■ **What is being asked**: A word-for-word copy of all entries is required, without images.

■ **Data supplied**:
__________

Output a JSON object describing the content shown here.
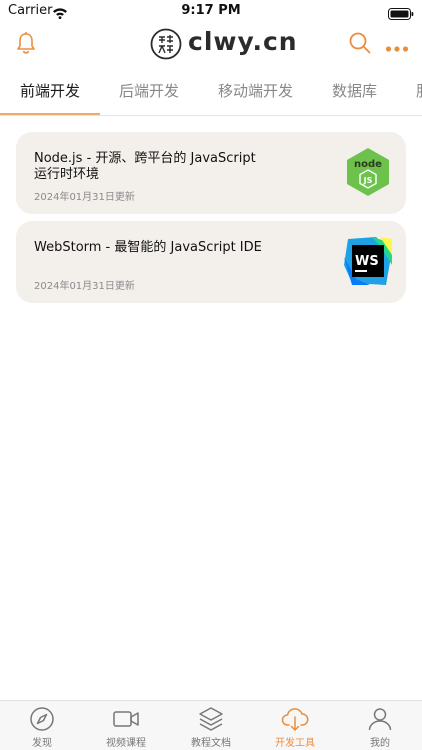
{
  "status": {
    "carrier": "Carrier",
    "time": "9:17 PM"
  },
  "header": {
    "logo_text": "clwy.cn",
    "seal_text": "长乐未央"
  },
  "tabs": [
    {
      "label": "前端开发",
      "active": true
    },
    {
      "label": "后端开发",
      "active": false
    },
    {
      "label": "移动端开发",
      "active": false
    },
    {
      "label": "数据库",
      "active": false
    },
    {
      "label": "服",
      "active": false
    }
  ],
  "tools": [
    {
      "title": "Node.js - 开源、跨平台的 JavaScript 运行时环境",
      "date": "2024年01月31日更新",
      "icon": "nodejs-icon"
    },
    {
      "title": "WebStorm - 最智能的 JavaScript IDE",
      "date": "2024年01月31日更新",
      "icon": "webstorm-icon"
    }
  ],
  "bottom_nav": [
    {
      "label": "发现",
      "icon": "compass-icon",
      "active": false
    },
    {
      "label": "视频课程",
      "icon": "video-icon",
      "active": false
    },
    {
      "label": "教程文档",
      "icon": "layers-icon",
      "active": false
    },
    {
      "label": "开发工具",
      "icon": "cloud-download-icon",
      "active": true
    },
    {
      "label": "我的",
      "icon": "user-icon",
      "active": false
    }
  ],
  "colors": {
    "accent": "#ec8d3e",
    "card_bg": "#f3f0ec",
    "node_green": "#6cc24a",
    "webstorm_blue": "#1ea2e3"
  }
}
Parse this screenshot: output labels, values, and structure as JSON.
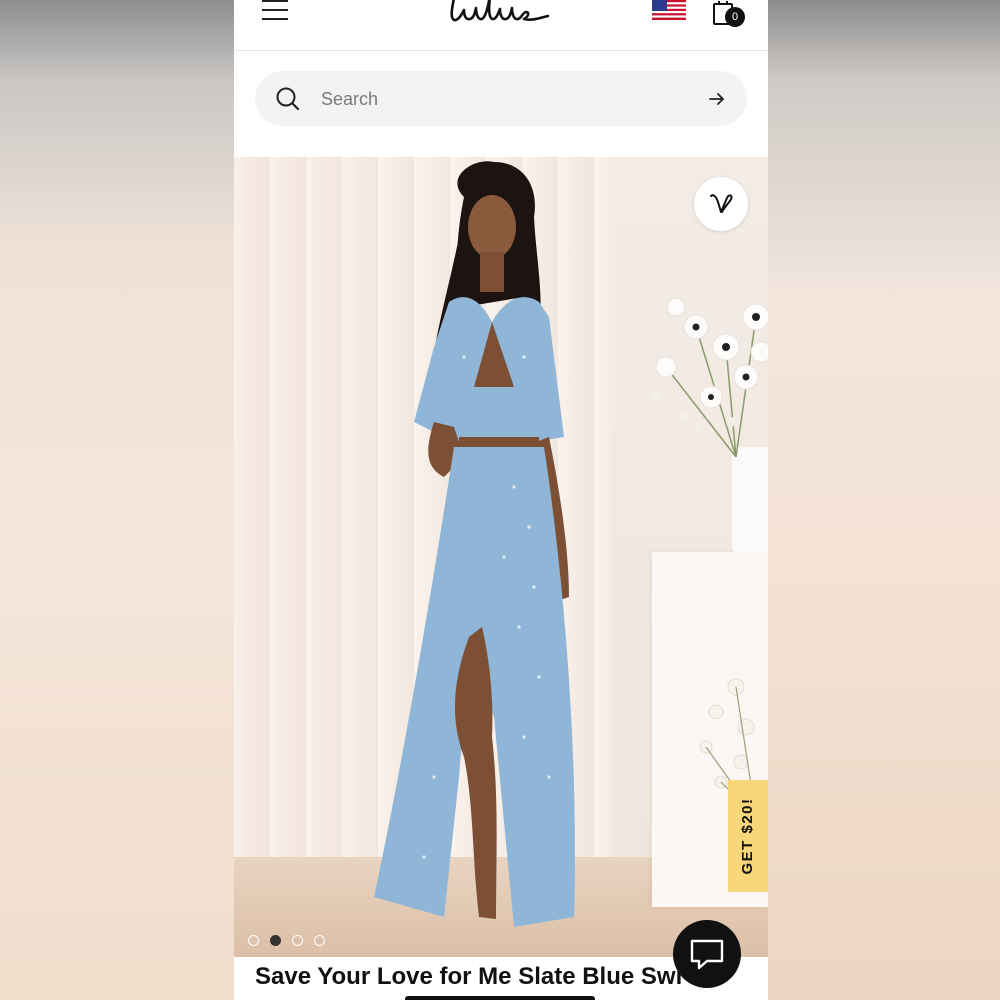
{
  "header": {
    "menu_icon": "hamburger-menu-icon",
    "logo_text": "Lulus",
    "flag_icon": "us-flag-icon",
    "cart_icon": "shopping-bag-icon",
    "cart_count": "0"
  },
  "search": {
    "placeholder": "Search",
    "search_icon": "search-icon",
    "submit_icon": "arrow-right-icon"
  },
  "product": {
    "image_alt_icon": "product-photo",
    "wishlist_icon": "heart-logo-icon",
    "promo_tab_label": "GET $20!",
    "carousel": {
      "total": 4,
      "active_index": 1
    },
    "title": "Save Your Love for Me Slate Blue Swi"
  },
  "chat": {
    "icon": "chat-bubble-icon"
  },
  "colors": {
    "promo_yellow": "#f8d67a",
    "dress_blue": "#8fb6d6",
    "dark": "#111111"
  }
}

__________

■ **Reply**:
Output a JSON object describing the content shown here.
{
  "status": {
    "carrier": "Carrier",
    "time": "9:17 PM"
  },
  "header": {
    "logo_text": "clwy.cn",
    "seal_text": "长乐未央"
  },
  "tabs": [
    {
      "label": "前端开发",
      "active": true
    },
    {
      "label": "后端开发",
      "active": false
    },
    {
      "label": "移动端开发",
      "active": false
    },
    {
      "label": "数据库",
      "active": false
    },
    {
      "label": "服",
      "active": false
    }
  ],
  "tools": [
    {
      "title": "Node.js - 开源、跨平台的 JavaScript 运行时环境",
      "date": "2024年01月31日更新",
      "icon": "nodejs-icon"
    },
    {
      "title": "WebStorm - 最智能的 JavaScript IDE",
      "date": "2024年01月31日更新",
      "icon": "webstorm-icon"
    }
  ],
  "bottom_nav": [
    {
      "label": "发现",
      "icon": "compass-icon",
      "active": false
    },
    {
      "label": "视频课程",
      "icon": "video-icon",
      "active": false
    },
    {
      "label": "教程文档",
      "icon": "layers-icon",
      "active": false
    },
    {
      "label": "开发工具",
      "icon": "cloud-download-icon",
      "active": true
    },
    {
      "label": "我的",
      "icon": "user-icon",
      "active": false
    }
  ],
  "colors": {
    "accent": "#ec8d3e",
    "card_bg": "#f3f0ec",
    "node_green": "#6cc24a",
    "webstorm_blue": "#1ea2e3"
  }
}
Parse this screenshot: output labels, values, and structure as JSON.
{
  "header": {
    "menu_icon": "hamburger-menu-icon",
    "logo_text": "Lulus",
    "flag_icon": "us-flag-icon",
    "cart_icon": "shopping-bag-icon",
    "cart_count": "0"
  },
  "search": {
    "placeholder": "Search",
    "search_icon": "search-icon",
    "submit_icon": "arrow-right-icon"
  },
  "product": {
    "image_alt_icon": "product-photo",
    "wishlist_icon": "heart-logo-icon",
    "promo_tab_label": "GET $20!",
    "carousel": {
      "total": 4,
      "active_index": 1
    },
    "title": "Save Your Love for Me Slate Blue Swi"
  },
  "chat": {
    "icon": "chat-bubble-icon"
  },
  "colors": {
    "promo_yellow": "#f8d67a",
    "dress_blue": "#8fb6d6",
    "dark": "#111111"
  }
}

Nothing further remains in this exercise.